**Dataset extract:**
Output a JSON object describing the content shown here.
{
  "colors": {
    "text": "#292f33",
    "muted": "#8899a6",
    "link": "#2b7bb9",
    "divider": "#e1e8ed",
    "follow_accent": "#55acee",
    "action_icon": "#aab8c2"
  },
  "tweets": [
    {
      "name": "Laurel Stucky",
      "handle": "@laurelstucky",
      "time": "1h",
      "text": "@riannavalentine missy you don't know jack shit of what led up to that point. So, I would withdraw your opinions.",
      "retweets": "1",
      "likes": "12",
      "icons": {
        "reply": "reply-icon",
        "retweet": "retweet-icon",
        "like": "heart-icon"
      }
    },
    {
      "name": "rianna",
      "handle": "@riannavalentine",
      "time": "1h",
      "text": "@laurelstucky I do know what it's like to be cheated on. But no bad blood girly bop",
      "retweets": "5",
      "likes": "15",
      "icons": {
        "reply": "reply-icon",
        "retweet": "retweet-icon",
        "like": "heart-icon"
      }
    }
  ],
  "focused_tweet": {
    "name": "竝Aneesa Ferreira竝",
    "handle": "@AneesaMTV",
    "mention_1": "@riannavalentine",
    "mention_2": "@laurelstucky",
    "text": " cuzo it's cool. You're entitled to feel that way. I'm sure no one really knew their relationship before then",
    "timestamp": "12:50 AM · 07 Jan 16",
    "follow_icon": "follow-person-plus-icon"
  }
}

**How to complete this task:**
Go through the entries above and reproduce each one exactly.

**Solution:**
Output a JSON object describing the content shown here.
{
  "colors": {
    "text": "#292f33",
    "muted": "#8899a6",
    "link": "#2b7bb9",
    "divider": "#e1e8ed",
    "follow_accent": "#55acee",
    "action_icon": "#aab8c2"
  },
  "tweets": [
    {
      "name": "Laurel Stucky",
      "handle": "@laurelstucky",
      "time": "1h",
      "text": "@riannavalentine missy you don't know jack shit of what led up to that point. So, I would withdraw your opinions.",
      "retweets": "1",
      "likes": "12",
      "icons": {
        "reply": "reply-icon",
        "retweet": "retweet-icon",
        "like": "heart-icon"
      }
    },
    {
      "name": "rianna",
      "handle": "@riannavalentine",
      "time": "1h",
      "text": "@laurelstucky I do know what it's like to be cheated on. But no bad blood girly bop",
      "retweets": "5",
      "likes": "15",
      "icons": {
        "reply": "reply-icon",
        "retweet": "retweet-icon",
        "like": "heart-icon"
      }
    }
  ],
  "focused_tweet": {
    "name": "竝Aneesa Ferreira竝",
    "handle": "@AneesaMTV",
    "mention_1": "@riannavalentine",
    "mention_2": "@laurelstucky",
    "text": " cuzo it's cool. You're entitled to feel that way. I'm sure no one really knew their relationship before then",
    "timestamp": "12:50 AM · 07 Jan 16",
    "follow_icon": "follow-person-plus-icon"
  }
}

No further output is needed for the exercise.